For most teams, preparing for the NBA Draft is a long, drawn-out process that takes place over the entire college basketball season and builds to a crescendo in late June. It is a marathon that includes to trips small town America and plenty of visits overseas.
But that is not what the journey has been like for the Sacramento Kings. A sprint doesn’t even capture the frantic pace in which the Kings have assembled a staff and made a top seven selection this year.
Two weeks ago, new owner Vivek Ranadivé hadn’t even chosen a general manager. Now, he has a staff that is coming off a draft night coup with their eyes shifting toward the NBA’s free agency period that starts on Monday.
Ranadivé has handed the keys to the kingdom to former Denver Nuggets and Golden State Warriors executive Pete D’Alessandro. Known as a next generation NBA stat man and salary cap guru, D’Alessandro is the antithesis of Geoff Petrie in both approach and personality. But that doesn’t mean that the Kings new front man doesn’t appreciate a good old fashion “see-feel guy”.
In today’s NBA world, you need a team of executives working on every angle of the sport and that is what D’Alessandro is building with the hire of long-time basketball man Mike Bratz, who was brought in a week ago today.
“To me, it’s like a free agency signing of a player,” D’Alessandro said of his new assistant general manager earlier this week. “He’s that good. He’s that good.”
Bratz is following his new boss over from the Nuggets, who have completely revamped their front office. He is a former Kings player, coach and scout, coming back for another run in Sacramento.
“He was a joy to work with in Denver,” Bratz said. “We worked really well together and we did have success there. We’ll try to duplicate that and more here.”
More than that, Bratz represents the yin to D’Alessandro’s yang. He is an old school talent evaluator that looks past advanced statistics in his assessment of players.
It’s not that Bratz doesn’t use analytics in his search for the right fit, but that is more D’Alessandro’s specialty. And it’s not like D’Alessandro doesn’t have an eye for scouting talent. These two represent a marriage that is desperately needed in today’s NBA world.

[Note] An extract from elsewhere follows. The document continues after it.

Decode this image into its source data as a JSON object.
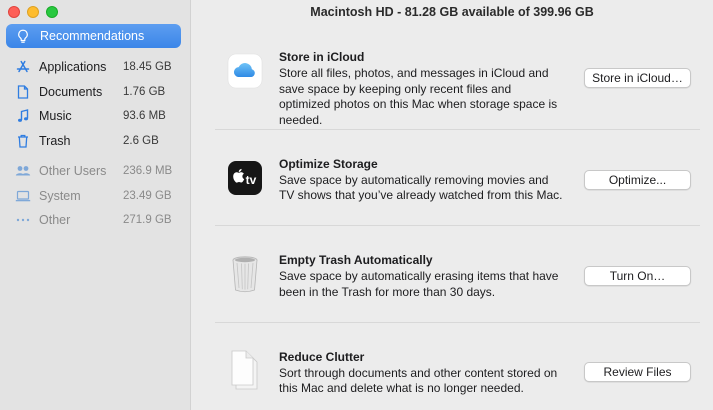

“Pete’s a basketball guy,” Bratz said. “He’s really smart too, but he knows the game. He’s been around the game for a long time. He’s been with a couple of organizations that have had success. He knows players.”
D’Alessandro isn’t just looking for specialists for his front office staff. He is looking to emulate the group he was part of in Denver that was talented and balanced.
“I need my guys who are strictly basketball working guys, I need them to understand the business as well,” D’Alessandro said. “So the salary books are in everyone’s hands, the statistics are in everyone’s hands because we’re working as a group and I genuinely feel that way. It’s a collaborative effort.”
“When you start with our staff, it sends a message to our players of how we’re doing things,” D’Alessandro said. “Of how we expect things and I think that translates to success on the floor as well.”
Abdur-Rahim caught the eye of D’Alessandro while the two were in the field scouting. A tireless worker, Abdur-Rahim had impressed his new boss so much, that if D’Alessandro had taken over the Nuggets, he wanted the former Cal star on his staff in Denver.
Like Abdur-Rahim, McCloud has quietly built a reputation as a worker with an eye for talent. D’Alessandro heaped praise on the former 3-point specialist, calling him a “blend guy” for his ability to see how specific players fit together.
“Whenever I spoke to George, it wasn’t – ‘hey, I really like that player’,” D’Alessandro said. “It was, ‘you know, I like that player, but not on this team, I like that player on this team, for this reason.’”
With so little time to spare, it is surprising that D’Alessandro has quickly put together the staff that he has in place. And with free agency starting on July 1, it doesn’t get any easier from here.
More hires are certain to come. But for now, D’Alessandro seems comfortable moving forward with Bratz, Abdur-Rahim and McCloud as his inner circle. With major roster decisions on the horizon, this group better get ready to spend a lot of time together over the next couple of weeks.